The structure and functions of the musculoskeletal system


Additional information


Identification of the bones at the following locations:

  • head/neck – cranium and vertebrae
  • shoulder – scapula and humerus
  • chest – ribs and sternum
  • elbow – humerus, radius and ulna
  • hip – pelvis and femur
  • knee – femur and tibia (students should also know that the patella sits in front of the knee joint)
  • ankle – tibia, fibula and talus.

Structure of the skeleton

How the skeletal system provides a framework for movement (in conjunction with the muscular system):

  • the skeletal system allows movement at a joint
  • the shape and type of the bones determine the amount of movement (short bones enable finer controlled movements/long bones enable gross movement)
  • flat bones for protection of vital organs
  • the different joint types allow different types of movement
  • the skeleton provides a point of attachment for muscles – when muscles contract they pull the bone.

Functions of the skeleton

  • support
  • protection of vital organs by flat bones
  • movement
  • structural shape and points for attachment
  • mineral storage
  • blood cell production.

Functions should be applied to performance in physical activity.

Muscles of the body

Identification of the following muscles within the body:

  • latissimus dorsi
  • deltoid
  • rotator cuffs
  • pectorals
  • biceps
  • triceps
  • abdominals
  • hip flexors
  • gluteals
  • hamstring group (not individual names)
  • quadriceps group (not individual names)
  • gastrocnemius
  • tibialis anterior.

Students should be taught the role of tendons (attaching muscle to bones).

Structure of a synovial joint

Identification of the following structures of a synovial joint and how they help to prevent injury:

  • synovial membrane
  • synovial fluid
  • joint capsule
  • bursae
  • cartilage
  • ligaments.

Types of freely movable joints that allow different movements

Identification of the types of joints with reference to the following:

  • elbow, knee and ankle – hinge joint
  • hip and shoulder – ball and socket.

How joints differ in design to allow certain types of movement at a joint

Understand that the following types of movement are linked to the appropriate joint type, which enables that movement to take place:

  • flexion/extension at the shoulder, elbow, hip and knee
  • abduction/adduction at the shoulder
  • rotation of the shoulder
  • circumduction of the shoulder
  • plantar flexion/dorsiflexion at the ankle.

Application to specific sporting actions is in movement analysis.

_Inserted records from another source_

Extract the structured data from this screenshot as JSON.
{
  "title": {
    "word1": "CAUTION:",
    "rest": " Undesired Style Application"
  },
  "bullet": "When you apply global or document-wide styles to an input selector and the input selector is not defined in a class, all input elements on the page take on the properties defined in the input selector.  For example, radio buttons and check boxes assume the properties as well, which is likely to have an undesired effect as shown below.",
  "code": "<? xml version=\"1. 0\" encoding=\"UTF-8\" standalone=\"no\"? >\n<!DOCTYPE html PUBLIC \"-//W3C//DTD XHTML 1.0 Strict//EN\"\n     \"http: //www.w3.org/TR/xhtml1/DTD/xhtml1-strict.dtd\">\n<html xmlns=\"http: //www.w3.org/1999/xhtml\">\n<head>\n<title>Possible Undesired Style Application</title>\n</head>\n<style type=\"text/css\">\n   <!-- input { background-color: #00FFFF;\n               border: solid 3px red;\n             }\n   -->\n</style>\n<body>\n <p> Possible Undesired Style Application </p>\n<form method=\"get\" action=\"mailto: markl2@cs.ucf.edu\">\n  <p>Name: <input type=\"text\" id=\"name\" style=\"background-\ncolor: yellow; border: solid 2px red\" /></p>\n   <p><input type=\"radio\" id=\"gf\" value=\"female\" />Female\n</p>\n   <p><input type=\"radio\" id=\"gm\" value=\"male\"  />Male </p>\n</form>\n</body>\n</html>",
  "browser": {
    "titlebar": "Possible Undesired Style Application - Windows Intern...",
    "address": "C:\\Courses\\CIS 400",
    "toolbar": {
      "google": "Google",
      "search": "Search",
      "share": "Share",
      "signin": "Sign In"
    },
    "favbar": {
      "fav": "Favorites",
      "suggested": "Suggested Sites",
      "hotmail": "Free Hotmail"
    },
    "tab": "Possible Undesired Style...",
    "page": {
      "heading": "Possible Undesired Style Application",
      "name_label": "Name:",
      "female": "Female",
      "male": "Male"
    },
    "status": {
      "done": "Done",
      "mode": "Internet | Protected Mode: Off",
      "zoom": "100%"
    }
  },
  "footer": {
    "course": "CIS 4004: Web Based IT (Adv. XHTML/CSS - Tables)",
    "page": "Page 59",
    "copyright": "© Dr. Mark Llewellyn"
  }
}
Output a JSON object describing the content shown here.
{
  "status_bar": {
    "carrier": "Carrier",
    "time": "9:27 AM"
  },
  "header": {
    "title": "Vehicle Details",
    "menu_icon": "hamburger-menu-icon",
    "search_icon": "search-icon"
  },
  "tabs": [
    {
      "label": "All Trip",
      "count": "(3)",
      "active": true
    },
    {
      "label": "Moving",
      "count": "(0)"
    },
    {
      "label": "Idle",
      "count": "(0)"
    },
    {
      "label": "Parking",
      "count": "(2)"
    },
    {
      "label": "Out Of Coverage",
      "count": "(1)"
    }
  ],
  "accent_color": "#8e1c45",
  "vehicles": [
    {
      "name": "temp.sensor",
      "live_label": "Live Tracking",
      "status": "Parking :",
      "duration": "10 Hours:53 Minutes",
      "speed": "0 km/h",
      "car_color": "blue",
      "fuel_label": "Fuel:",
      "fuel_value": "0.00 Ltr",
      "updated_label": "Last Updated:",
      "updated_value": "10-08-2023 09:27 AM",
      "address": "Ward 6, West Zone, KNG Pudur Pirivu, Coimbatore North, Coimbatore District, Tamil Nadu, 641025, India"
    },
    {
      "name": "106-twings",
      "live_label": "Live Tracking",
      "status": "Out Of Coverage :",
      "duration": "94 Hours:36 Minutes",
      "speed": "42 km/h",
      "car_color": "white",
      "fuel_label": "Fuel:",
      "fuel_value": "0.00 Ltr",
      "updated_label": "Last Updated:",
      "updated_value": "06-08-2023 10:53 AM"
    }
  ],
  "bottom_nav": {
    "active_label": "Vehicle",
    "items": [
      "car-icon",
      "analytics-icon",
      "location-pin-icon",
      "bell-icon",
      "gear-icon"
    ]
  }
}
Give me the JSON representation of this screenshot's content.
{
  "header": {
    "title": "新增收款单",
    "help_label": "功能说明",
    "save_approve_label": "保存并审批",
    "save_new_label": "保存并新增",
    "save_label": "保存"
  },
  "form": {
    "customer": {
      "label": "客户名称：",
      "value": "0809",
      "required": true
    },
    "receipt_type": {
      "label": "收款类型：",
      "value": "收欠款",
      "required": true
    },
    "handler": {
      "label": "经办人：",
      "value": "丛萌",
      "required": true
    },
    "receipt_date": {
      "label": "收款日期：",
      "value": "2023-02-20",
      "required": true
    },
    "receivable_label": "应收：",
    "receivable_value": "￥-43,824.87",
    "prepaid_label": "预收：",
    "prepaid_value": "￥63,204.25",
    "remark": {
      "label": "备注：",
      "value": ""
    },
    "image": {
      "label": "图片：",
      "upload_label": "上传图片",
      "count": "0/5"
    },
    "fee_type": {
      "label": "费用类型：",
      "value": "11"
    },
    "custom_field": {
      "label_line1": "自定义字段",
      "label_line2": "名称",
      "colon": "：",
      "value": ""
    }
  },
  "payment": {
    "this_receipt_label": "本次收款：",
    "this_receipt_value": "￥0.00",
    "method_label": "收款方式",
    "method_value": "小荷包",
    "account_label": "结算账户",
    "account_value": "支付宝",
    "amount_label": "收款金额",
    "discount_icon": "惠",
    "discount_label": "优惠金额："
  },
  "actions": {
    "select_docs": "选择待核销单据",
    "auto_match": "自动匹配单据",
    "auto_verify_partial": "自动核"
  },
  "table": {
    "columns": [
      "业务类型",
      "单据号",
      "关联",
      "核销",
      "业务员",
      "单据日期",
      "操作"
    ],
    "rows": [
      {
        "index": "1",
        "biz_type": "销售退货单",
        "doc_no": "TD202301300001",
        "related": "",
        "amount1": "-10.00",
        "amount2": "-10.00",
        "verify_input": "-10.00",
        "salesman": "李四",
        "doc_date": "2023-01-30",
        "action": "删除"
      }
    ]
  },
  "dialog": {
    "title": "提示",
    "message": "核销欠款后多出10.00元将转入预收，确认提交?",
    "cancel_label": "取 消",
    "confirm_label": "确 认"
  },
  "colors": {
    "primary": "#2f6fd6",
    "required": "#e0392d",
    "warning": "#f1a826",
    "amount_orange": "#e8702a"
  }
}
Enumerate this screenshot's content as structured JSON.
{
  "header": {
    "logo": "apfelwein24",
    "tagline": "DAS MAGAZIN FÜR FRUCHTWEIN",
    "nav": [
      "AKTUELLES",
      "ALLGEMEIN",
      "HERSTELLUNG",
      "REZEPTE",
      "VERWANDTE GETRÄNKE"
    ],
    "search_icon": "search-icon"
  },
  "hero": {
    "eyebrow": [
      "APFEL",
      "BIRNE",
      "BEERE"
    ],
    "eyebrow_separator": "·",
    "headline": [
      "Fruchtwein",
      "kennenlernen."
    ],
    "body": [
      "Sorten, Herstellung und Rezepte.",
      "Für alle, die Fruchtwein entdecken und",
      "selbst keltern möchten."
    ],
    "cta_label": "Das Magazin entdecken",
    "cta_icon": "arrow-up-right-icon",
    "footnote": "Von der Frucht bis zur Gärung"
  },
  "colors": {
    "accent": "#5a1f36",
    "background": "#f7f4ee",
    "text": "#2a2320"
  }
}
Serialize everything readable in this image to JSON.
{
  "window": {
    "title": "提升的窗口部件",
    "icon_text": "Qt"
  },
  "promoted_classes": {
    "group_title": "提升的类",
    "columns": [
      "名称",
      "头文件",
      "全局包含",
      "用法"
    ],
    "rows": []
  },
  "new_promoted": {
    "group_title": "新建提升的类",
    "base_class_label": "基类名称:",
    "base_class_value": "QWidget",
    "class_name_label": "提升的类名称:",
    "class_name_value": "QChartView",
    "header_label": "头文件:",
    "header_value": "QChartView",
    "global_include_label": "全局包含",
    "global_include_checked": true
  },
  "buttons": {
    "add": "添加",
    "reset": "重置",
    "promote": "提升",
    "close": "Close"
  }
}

How the major muscles and muscle groups of the body work antagonistically on the major joints of the skeleton to affect movement in physical activity at the major movable joints

With reference to the shoulder, elbow, hip, knee and ankle joints:

  • major muscle groups operating at these joints (see above)
  • the action of prime movers (agonists)/antagonists
  • bones located at the joint (see above)
  • how these muscle groups work isometrically and isotonically (concentric/eccentric).

The difference between concentric and eccentric (isotonic) contractions.